Include all of the assignment components in a single file.
Acceptable file formats include .doc and .docx.
In-text citations should use this style: (Primal Religions, n.d.)
References should use this style: (n.d.). Primal Religions [MOOC]. In Approaches to Studying Religions. Sophia Learning. https://app.sophia.org/spcc/approaches-to-studying-religions–2/unit1/study-guide/7845/primal-religions-2
Defining religion is challenging for two main reasons. First, there are many diverse religious traditions in the world with varied beliefs, practices and experiences of the sacred or divine. A single definition risks overgeneralizing or leaving some traditions out. Second, the concept of religion itself has evolved over time, so definitions that worked in the past may no longer adequately capture the complexities of religion today.
After reviewing the approaches covered in Unit 1, I believe phenomenology offers valuable insights while also having limitations. Phenomenology aims to understand religion through careful study of religious experiences, texts and practices without prejudging their truth or value (Primal Religions, n.d.). This open and descriptive method can help observers gain nuanced understandings of religious worldviews different from their own. However, phenomenology risks overemphasizing commonalities between religions at the expense of their real differences. It also says little about how religious beliefs and practices intersect with other social and historical factors.
A strength of phenomenology is its focus on understanding religion from the perspective of adherents themselves. By prioritizing descriptive accuracy over judgments, it can reveal aspects of religious life that outsiders may overlook or misunderstand. However, a weakness is that phenomenology may gloss over power dynamics and social contexts that shape religious traditions. For example, it does not directly examine how interpretations of sacred texts vary between religious elites and ordinary believers or change over time (Asad, 1993).
In summary, while phenomenology offers valuable insights, a more comprehensive approach to studying religion may also incorporate historical, sociological and comparative methods to provide deeper contextual understanding. Multiple lenses are needed to gain holistic perspectives on traditions as complex and diverse as the world’s religions.

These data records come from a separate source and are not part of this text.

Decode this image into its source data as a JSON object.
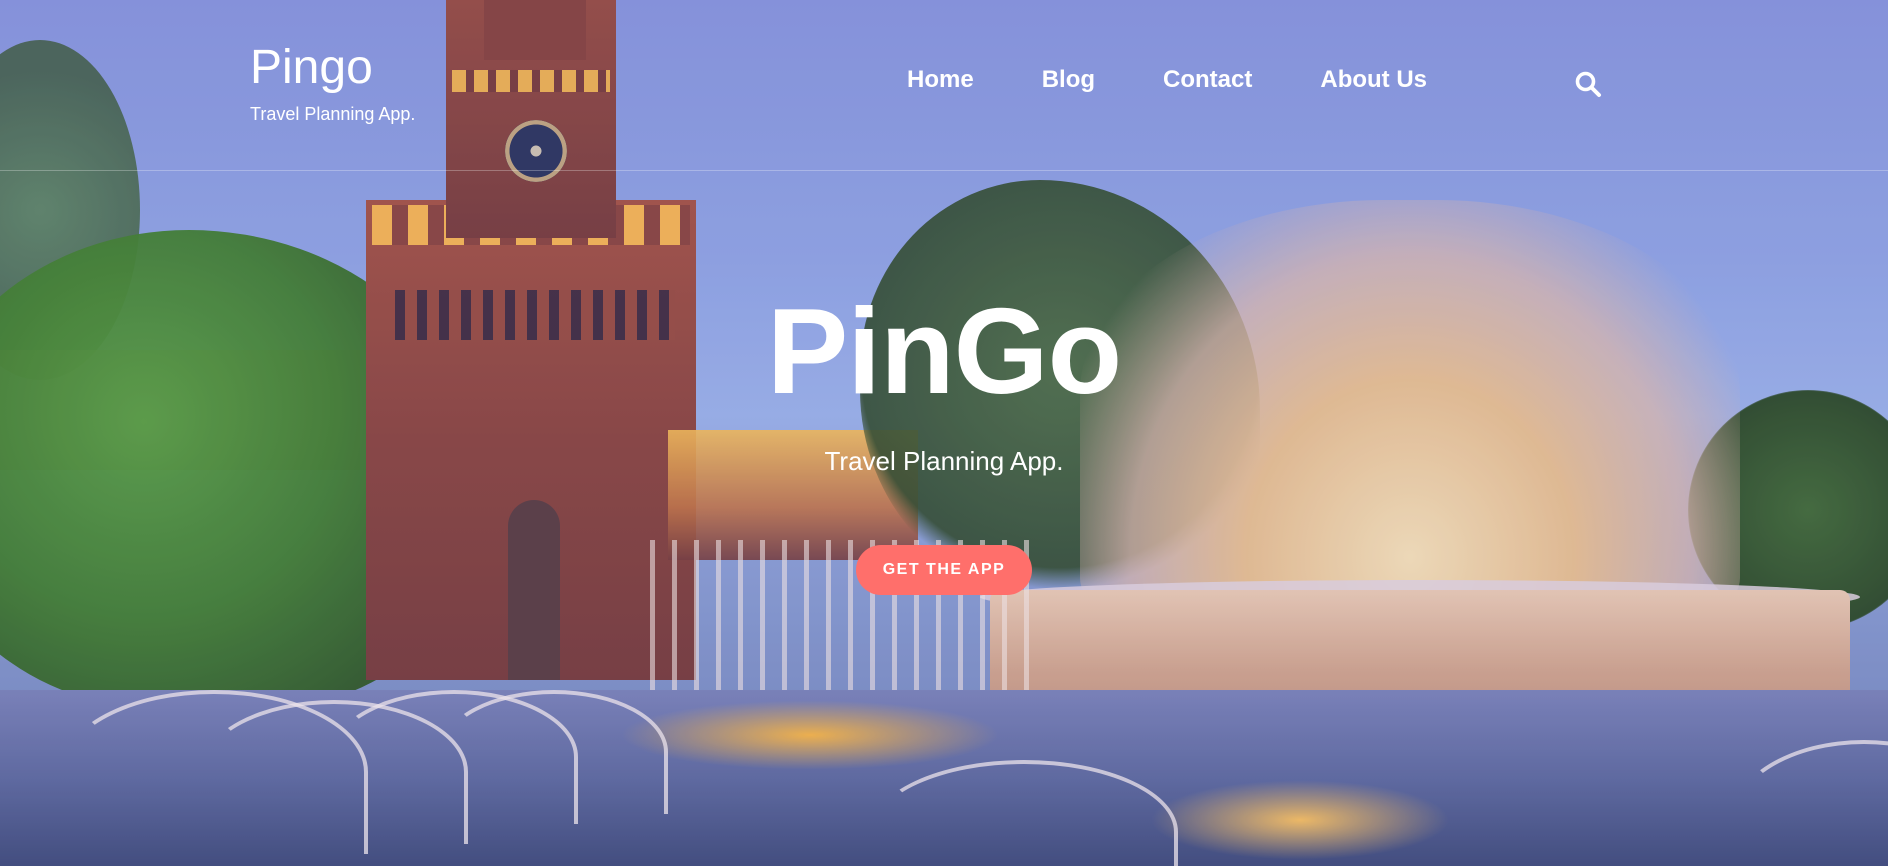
{
  "brand": {
    "title": "Pingo",
    "tagline": "Travel Planning App."
  },
  "nav": {
    "items": [
      {
        "label": "Home"
      },
      {
        "label": "Blog"
      },
      {
        "label": "Contact"
      },
      {
        "label": "About Us"
      }
    ],
    "search_icon": "search-icon"
  },
  "hero": {
    "title": "PinGo",
    "subtitle": "Travel Planning App.",
    "cta_label": "GET THE APP",
    "background": "castle-and-fountain-photo"
  },
  "colors": {
    "cta": "#ff6f6b",
    "text": "#ffffff",
    "sky": "#93a7e4"
  }
}
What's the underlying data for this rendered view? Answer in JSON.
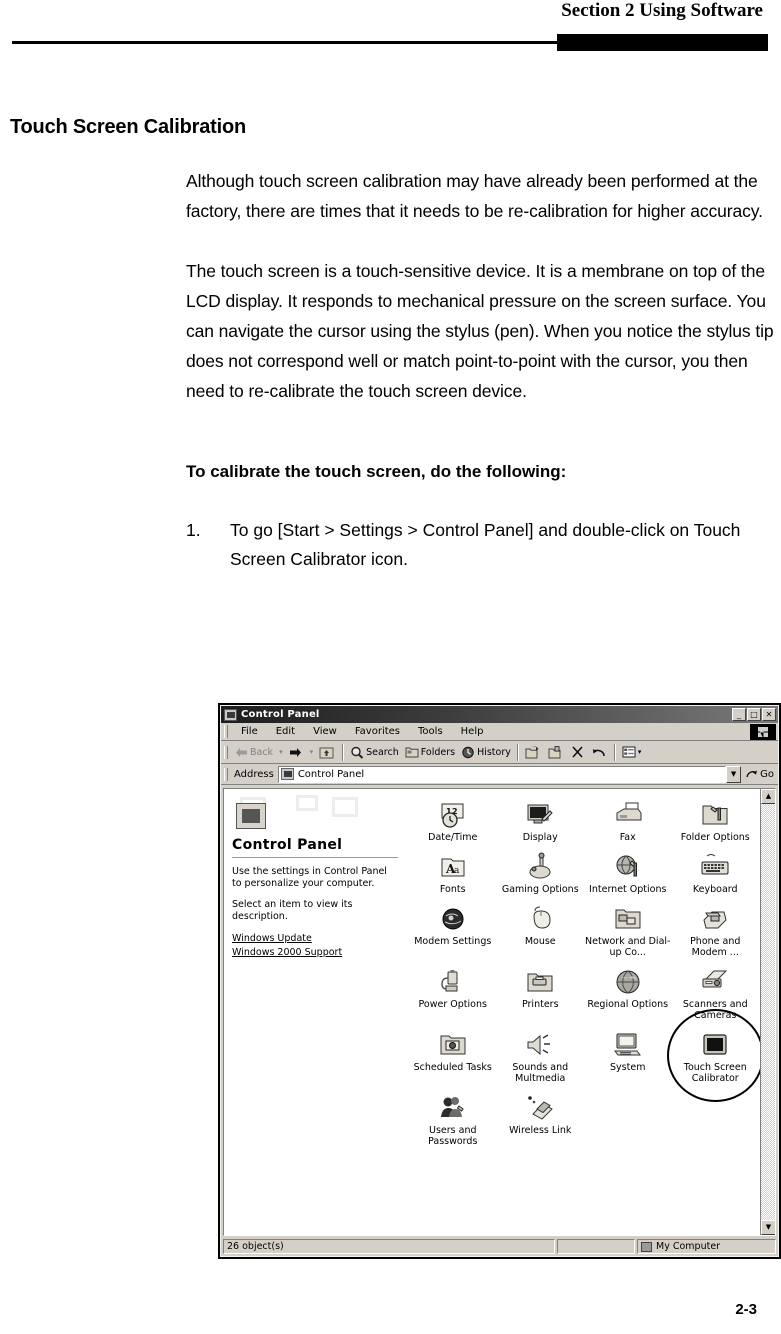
{
  "header": {
    "running_head": "Section 2 Using Software"
  },
  "page": {
    "number": "2-3",
    "heading": "Touch Screen Calibration",
    "paragraphs": [
      "Although touch screen calibration may have already been performed at the factory, there are times that it needs to be re-calibration for higher accuracy.",
      "The touch screen is a touch-sensitive device. It is a membrane on top of the LCD display. It responds to mechanical pressure on the screen surface. You can navigate the cursor using the stylus (pen). When you notice the stylus tip does not correspond well or match point-to-point with the cursor, you then need to re-calibrate the touch screen device."
    ],
    "lead_in": "To calibrate the touch screen, do the following:",
    "steps": [
      {
        "number": "1.",
        "text": "To go [Start > Settings > Control Panel] and double-click on Touch Screen Calibrator icon."
      }
    ]
  },
  "control_panel": {
    "title": "Control Panel",
    "window_buttons": {
      "minimize": "_",
      "maximize": "□",
      "close": "✕"
    },
    "menu": [
      "File",
      "Edit",
      "View",
      "Favorites",
      "Tools",
      "Help"
    ],
    "toolbar": [
      {
        "label": "Back",
        "icon": "back-arrow-icon",
        "disabled": true
      },
      {
        "label": "",
        "icon": "forward-arrow-icon",
        "disabled": false
      },
      {
        "label": "",
        "icon": "up-folder-icon",
        "disabled": false
      },
      {
        "label": "Search",
        "icon": "search-icon",
        "disabled": false
      },
      {
        "label": "Folders",
        "icon": "folders-icon",
        "disabled": false
      },
      {
        "label": "History",
        "icon": "history-icon",
        "disabled": false
      },
      {
        "label": "",
        "icon": "move-to-icon",
        "disabled": false
      },
      {
        "label": "",
        "icon": "copy-to-icon",
        "disabled": false
      },
      {
        "label": "",
        "icon": "delete-x-icon",
        "disabled": false
      },
      {
        "label": "",
        "icon": "undo-icon",
        "disabled": false
      },
      {
        "label": "",
        "icon": "views-icon",
        "disabled": false
      }
    ],
    "address": {
      "label": "Address",
      "value": "Control Panel",
      "go_label": "Go"
    },
    "left_pane": {
      "title": "Control Panel",
      "description_1": "Use the settings in Control Panel to personalize your computer.",
      "description_2": "Select an item to view its description.",
      "links": [
        "Windows Update",
        "Windows 2000 Support"
      ]
    },
    "icons": [
      {
        "label": "Date/Time",
        "icon": "date-time-icon"
      },
      {
        "label": "Display",
        "icon": "display-icon"
      },
      {
        "label": "Fax",
        "icon": "fax-icon"
      },
      {
        "label": "Folder Options",
        "icon": "folder-options-icon"
      },
      {
        "label": "Fonts",
        "icon": "fonts-icon"
      },
      {
        "label": "Gaming Options",
        "icon": "gaming-options-icon"
      },
      {
        "label": "Internet Options",
        "icon": "internet-options-icon"
      },
      {
        "label": "Keyboard",
        "icon": "keyboard-icon"
      },
      {
        "label": "Modem Settings",
        "icon": "modem-settings-icon"
      },
      {
        "label": "Mouse",
        "icon": "mouse-icon"
      },
      {
        "label": "Network and Dial-up Co...",
        "icon": "network-dialup-icon"
      },
      {
        "label": "Phone and Modem ...",
        "icon": "phone-modem-icon"
      },
      {
        "label": "Power Options",
        "icon": "power-options-icon"
      },
      {
        "label": "Printers",
        "icon": "printers-icon"
      },
      {
        "label": "Regional Options",
        "icon": "regional-options-icon"
      },
      {
        "label": "Scanners and Cameras",
        "icon": "scanners-cameras-icon"
      },
      {
        "label": "Scheduled Tasks",
        "icon": "scheduled-tasks-icon"
      },
      {
        "label": "Sounds and Multmedia",
        "icon": "sounds-multimedia-icon"
      },
      {
        "label": "System",
        "icon": "system-icon"
      },
      {
        "label": "Touch Screen Calibrator",
        "icon": "touch-screen-calibrator-icon",
        "highlighted": true
      },
      {
        "label": "Users and Passwords",
        "icon": "users-passwords-icon"
      },
      {
        "label": "Wireless Link",
        "icon": "wireless-link-icon"
      }
    ],
    "status_bar": {
      "object_count": "26 object(s)",
      "middle": "",
      "zone": "My Computer"
    },
    "scrollbar": {
      "up": "▲",
      "down": "▼"
    }
  },
  "colors": {
    "window_face": "#d4d0c8",
    "title_bar_dark": "#1d1d1d",
    "text": "#000000",
    "page_bg": "#ffffff"
  }
}
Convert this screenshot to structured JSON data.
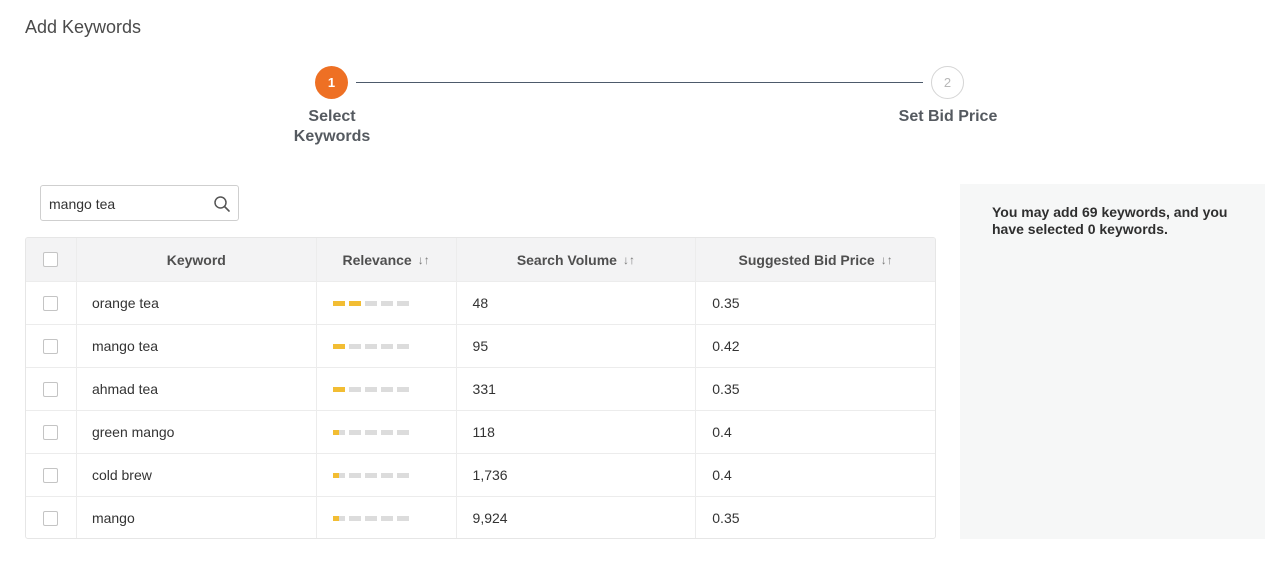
{
  "page": {
    "title": "Add Keywords"
  },
  "stepper": {
    "steps": [
      {
        "number": "1",
        "label": "Select\nKeywords",
        "active": true
      },
      {
        "number": "2",
        "label": "Set Bid Price",
        "active": false
      }
    ],
    "accent_color": "#ee7024"
  },
  "search": {
    "value": "mango tea",
    "icon": "search-icon"
  },
  "table": {
    "headers": {
      "keyword": "Keyword",
      "relevance": "Relevance",
      "search_volume": "Search Volume",
      "suggested_bid": "Suggested Bid Price",
      "sort_icon": "sort-icon"
    },
    "relevance_max": 5,
    "rows": [
      {
        "keyword": "orange tea",
        "relevance": 2,
        "search_volume": "48",
        "suggested_bid": "0.35",
        "checked": false
      },
      {
        "keyword": "mango tea",
        "relevance": 1,
        "search_volume": "95",
        "suggested_bid": "0.42",
        "checked": false
      },
      {
        "keyword": "ahmad tea",
        "relevance": 1,
        "search_volume": "331",
        "suggested_bid": "0.35",
        "checked": false
      },
      {
        "keyword": "green mango",
        "relevance": 0.5,
        "search_volume": "118",
        "suggested_bid": "0.4",
        "checked": false
      },
      {
        "keyword": "cold brew",
        "relevance": 0.5,
        "search_volume": "1,736",
        "suggested_bid": "0.4",
        "checked": false
      },
      {
        "keyword": "mango",
        "relevance": 0.5,
        "search_volume": "9,924",
        "suggested_bid": "0.35",
        "checked": false
      }
    ]
  },
  "side_panel": {
    "message": "You may add 69 keywords, and you have selected 0 keywords."
  },
  "colors": {
    "relevance_bar": "#f2bd33",
    "relevance_empty": "#dcdcdc"
  }
}
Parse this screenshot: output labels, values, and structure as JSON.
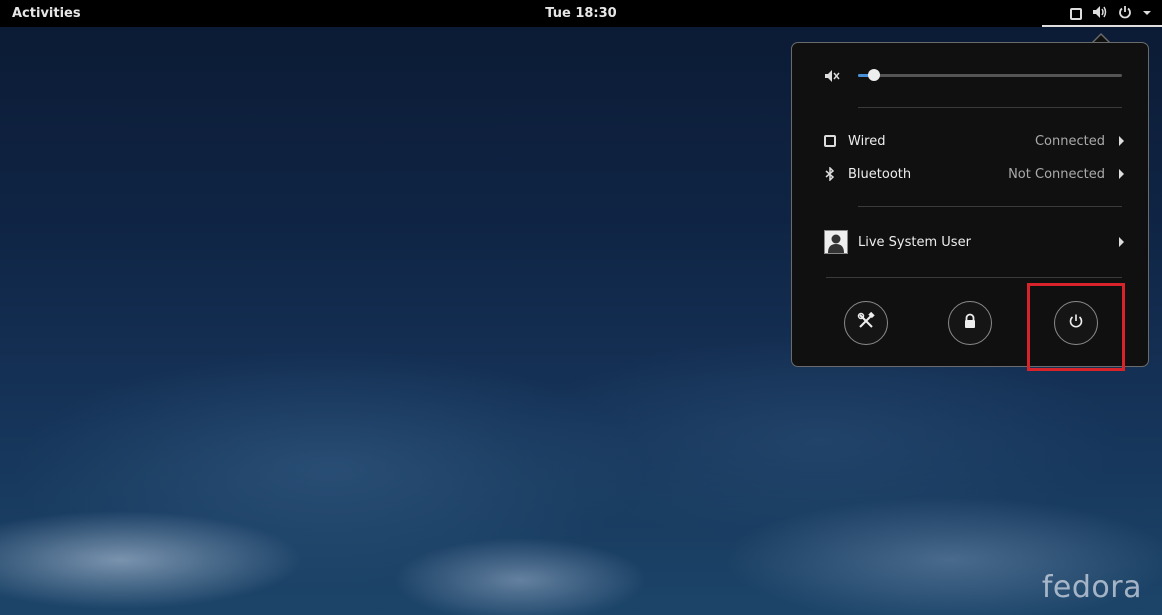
{
  "topbar": {
    "activities_label": "Activities",
    "clock": "Tue 18:30",
    "tray_icons": [
      "network-wired-icon",
      "volume-icon",
      "power-icon",
      "chevron-down-icon"
    ]
  },
  "menu": {
    "volume": {
      "icon": "speaker-muted-icon",
      "level": 0.06
    },
    "wired": {
      "icon": "network-wired-icon",
      "label": "Wired",
      "status": "Connected"
    },
    "bluetooth": {
      "icon": "bluetooth-icon",
      "label": "Bluetooth",
      "status": "Not Connected"
    },
    "user": {
      "icon": "avatar-icon",
      "label": "Live System User"
    },
    "actions": [
      {
        "name": "settings",
        "icon": "tools-icon"
      },
      {
        "name": "lock",
        "icon": "lock-icon"
      },
      {
        "name": "power-off",
        "icon": "power-icon",
        "highlighted": true
      }
    ]
  },
  "highlight_color": "#d8232a",
  "accent_color": "#4a90d9",
  "watermark": "fedora"
}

Asad, T. (1993). Genealogies of religion: Discipline and reasons of power in Christianity and Islam. Johns Hopkins University Press.